The saviour of investigative journalism seemed to have been found in the ‘Reynolds defence’ when it was first successfully used it court as it seemed to protect reporters who’s stories had previously been dropped because the reporter had feared for libel action.
Two cases recently thought to have shown the opposing strengths and problems with reliance on the ‘Reynolds defence.’ The first case saw the Times pay out £60,000 to a Police Officer as it had failed to act responsibly or report on matters which later exonerated him.
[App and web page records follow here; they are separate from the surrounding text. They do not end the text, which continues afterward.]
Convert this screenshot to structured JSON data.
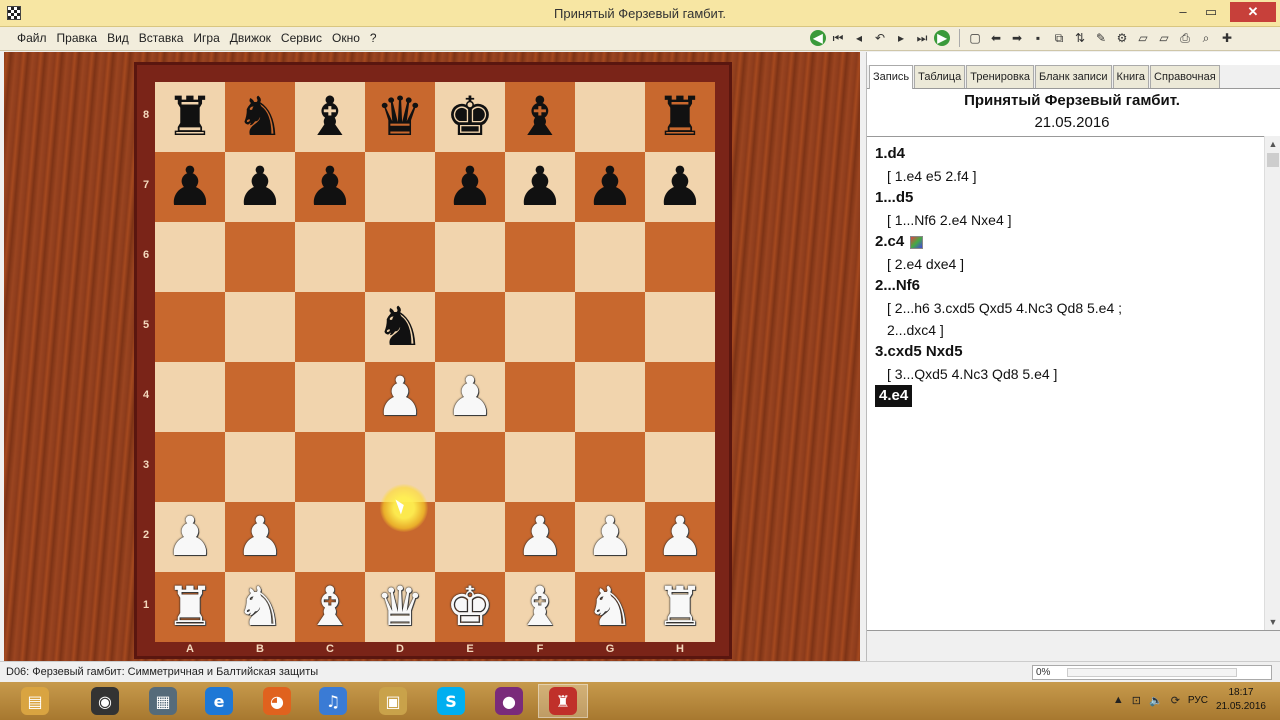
{
  "window": {
    "title": "Принятый Ферзевый гамбит.",
    "controls": [
      "–",
      "▭",
      "✕"
    ]
  },
  "menu": [
    "Файл",
    "Правка",
    "Вид",
    "Вставка",
    "Игра",
    "Движок",
    "Сервис",
    "Окно",
    "?"
  ],
  "toolbar_icons": [
    "go-start-icon",
    "first-move-icon",
    "prev-move-icon",
    "undo-icon",
    "next-move-icon",
    "last-move-icon",
    "go-end-icon",
    "new-doc-icon",
    "back-arrow-icon",
    "forward-arrow-icon",
    "save-icon",
    "copy-icon",
    "flip-icon",
    "analyze-icon",
    "settings-icon",
    "eraser-icon",
    "eraser2-icon",
    "print-icon",
    "search-icon",
    "add-icon"
  ],
  "board": {
    "ranks": [
      "8",
      "7",
      "6",
      "5",
      "4",
      "3",
      "2",
      "1"
    ],
    "files": [
      "A",
      "B",
      "C",
      "D",
      "E",
      "F",
      "G",
      "H"
    ],
    "position": [
      [
        "r",
        "n",
        "b",
        "q",
        "k",
        "b",
        "",
        "r"
      ],
      [
        "p",
        "p",
        "p",
        "",
        "p",
        "p",
        "p",
        "p"
      ],
      [
        "",
        "",
        "",
        "",
        "",
        "",
        "",
        ""
      ],
      [
        "",
        "",
        "",
        "n",
        "",
        "",
        "",
        ""
      ],
      [
        "",
        "",
        "",
        "P",
        "P",
        "",
        "",
        ""
      ],
      [
        "",
        "",
        "",
        "",
        "",
        "",
        "",
        ""
      ],
      [
        "P",
        "P",
        "",
        "",
        "",
        "P",
        "P",
        "P"
      ],
      [
        "R",
        "N",
        "B",
        "Q",
        "K",
        "B",
        "N",
        "R"
      ]
    ]
  },
  "tabs": [
    "Запись",
    "Таблица",
    "Тренировка",
    "Бланк записи",
    "Книга",
    "Справочная"
  ],
  "game": {
    "title": "Принятый Ферзевый гамбит.",
    "date": "21.05.2016"
  },
  "notation": [
    {
      "type": "move",
      "text": "1.d4"
    },
    {
      "type": "var",
      "text": "[ 1.e4  e5  2.f4 ]"
    },
    {
      "type": "move",
      "text": "1...d5"
    },
    {
      "type": "var",
      "text": "[ 1...Nf6  2.e4  Nxe4 ]"
    },
    {
      "type": "move",
      "text": "2.c4",
      "icon": true
    },
    {
      "type": "var",
      "text": "[ 2.e4  dxe4 ]"
    },
    {
      "type": "move",
      "text": "2...Nf6"
    },
    {
      "type": "var",
      "text": "[ 2...h6  3.cxd5  Qxd5  4.Nc3  Qd8  5.e4 ;"
    },
    {
      "type": "var",
      "text": "2...dxc4 ]"
    },
    {
      "type": "move",
      "text": "3.cxd5  Nxd5"
    },
    {
      "type": "var",
      "text": "[ 3...Qxd5  4.Nc3  Qd8  5.e4 ]"
    },
    {
      "type": "move",
      "text": "4.e4",
      "current": true
    }
  ],
  "status": {
    "opening": "D06: Ферзевый гамбит: Симметричная и Балтийская защиты",
    "progress_label": "0%",
    "progress": 0
  },
  "taskbar": {
    "apps": [
      {
        "name": "file-explorer",
        "color": "#d9a441",
        "glyph": "▤"
      },
      {
        "name": "media-app",
        "color": "#333333",
        "glyph": "◉"
      },
      {
        "name": "archive-app",
        "color": "#556b7a",
        "glyph": "▦"
      },
      {
        "name": "internet-explorer",
        "color": "#1e78d6",
        "glyph": "e"
      },
      {
        "name": "firefox",
        "color": "#e0621e",
        "glyph": "◕"
      },
      {
        "name": "volume-app",
        "color": "#3a7bd5",
        "glyph": "♫"
      },
      {
        "name": "app-7",
        "color": "#c9a24a",
        "glyph": "▣"
      },
      {
        "name": "skype",
        "color": "#00aff0",
        "glyph": "S"
      },
      {
        "name": "video-app",
        "color": "#7a2b7a",
        "glyph": "●"
      },
      {
        "name": "chess-app",
        "color": "#c0302a",
        "glyph": "♜"
      }
    ],
    "lang": "РУС",
    "time": "18:17",
    "date": "21.05.2016"
  }
}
Whereas, a judge has just struck out a claim of libel against Channel 4 by six police officers because he did not believe the police officers would be unlikely to beat Channel 4’s ‘Reynolds defence’ even though the defence had only been indicated and not pleaded.
From 1 January 2014, the common law public interest defence is to all intents and purposes being put into statute in the form of the Defamation Act 2013, however this will only cover material published from 1 January onwards, ith anything published prior to that date still requiring the use of the ‘Reynolds defence.’
The court, when assessing the ‘Reynolds defence’ will take into consideration:
- The story’s sources; are they impartial, are they holding a grudge?
- Has the story been verified, if so by who and which sources were used?
- Is the story being investigated by other agencies which could assist the reporter?
- The article’s tone – is the story biased, or neutral, something some journalists and publications can struggle doing?
- Importantly, was the subject of the story given a right to reply, if so was this covered sufficiently and weighted accordingly within the story?
- Has the subject of the story previously spoken about the matter, if so does it reflect they have said?
When looking at the opposing decisions granted by the courts using the ‘Reynolds defence’ it would seem like the Defamation Act 2013 is a timely addition to the world of libel which should remain more consistent in future.